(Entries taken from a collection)

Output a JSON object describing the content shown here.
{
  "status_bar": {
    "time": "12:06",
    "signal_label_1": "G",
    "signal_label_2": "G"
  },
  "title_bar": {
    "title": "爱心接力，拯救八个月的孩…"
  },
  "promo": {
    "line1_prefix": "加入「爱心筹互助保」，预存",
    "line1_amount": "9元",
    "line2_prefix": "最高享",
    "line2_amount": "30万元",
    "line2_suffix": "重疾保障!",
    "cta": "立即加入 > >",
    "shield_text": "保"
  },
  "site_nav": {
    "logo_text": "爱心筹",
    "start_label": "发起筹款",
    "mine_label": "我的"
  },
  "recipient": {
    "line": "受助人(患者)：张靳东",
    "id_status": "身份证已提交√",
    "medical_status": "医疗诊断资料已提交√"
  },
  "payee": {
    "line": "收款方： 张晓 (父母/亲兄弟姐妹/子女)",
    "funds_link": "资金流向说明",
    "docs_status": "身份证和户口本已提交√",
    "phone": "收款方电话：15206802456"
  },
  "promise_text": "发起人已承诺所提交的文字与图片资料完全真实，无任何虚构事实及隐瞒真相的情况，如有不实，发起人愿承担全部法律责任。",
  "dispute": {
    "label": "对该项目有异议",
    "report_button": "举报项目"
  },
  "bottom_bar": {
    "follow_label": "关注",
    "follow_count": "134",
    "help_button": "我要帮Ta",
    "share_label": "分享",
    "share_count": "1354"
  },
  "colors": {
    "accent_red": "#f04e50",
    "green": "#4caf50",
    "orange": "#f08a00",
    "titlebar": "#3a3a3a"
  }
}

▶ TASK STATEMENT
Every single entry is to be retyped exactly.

▶ WRITTEN SOLUTION
Output a JSON object describing the content shown here.
{
  "status_bar": {
    "time": "12:06",
    "signal_label_1": "G",
    "signal_label_2": "G"
  },
  "title_bar": {
    "title": "爱心接力，拯救八个月的孩…"
  },
  "promo": {
    "line1_prefix": "加入「爱心筹互助保」，预存",
    "line1_amount": "9元",
    "line2_prefix": "最高享",
    "line2_amount": "30万元",
    "line2_suffix": "重疾保障!",
    "cta": "立即加入 > >",
    "shield_text": "保"
  },
  "site_nav": {
    "logo_text": "爱心筹",
    "start_label": "发起筹款",
    "mine_label": "我的"
  },
  "recipient": {
    "line": "受助人(患者)：张靳东",
    "id_status": "身份证已提交√",
    "medical_status": "医疗诊断资料已提交√"
  },
  "payee": {
    "line": "收款方： 张晓 (父母/亲兄弟姐妹/子女)",
    "funds_link": "资金流向说明",
    "docs_status": "身份证和户口本已提交√",
    "phone": "收款方电话：15206802456"
  },
  "promise_text": "发起人已承诺所提交的文字与图片资料完全真实，无任何虚构事实及隐瞒真相的情况，如有不实，发起人愿承担全部法律责任。",
  "dispute": {
    "label": "对该项目有异议",
    "report_button": "举报项目"
  },
  "bottom_bar": {
    "follow_label": "关注",
    "follow_count": "134",
    "help_button": "我要帮Ta",
    "share_label": "分享",
    "share_count": "1354"
  },
  "colors": {
    "accent_red": "#f04e50",
    "green": "#4caf50",
    "orange": "#f08a00",
    "titlebar": "#3a3a3a"
  }
}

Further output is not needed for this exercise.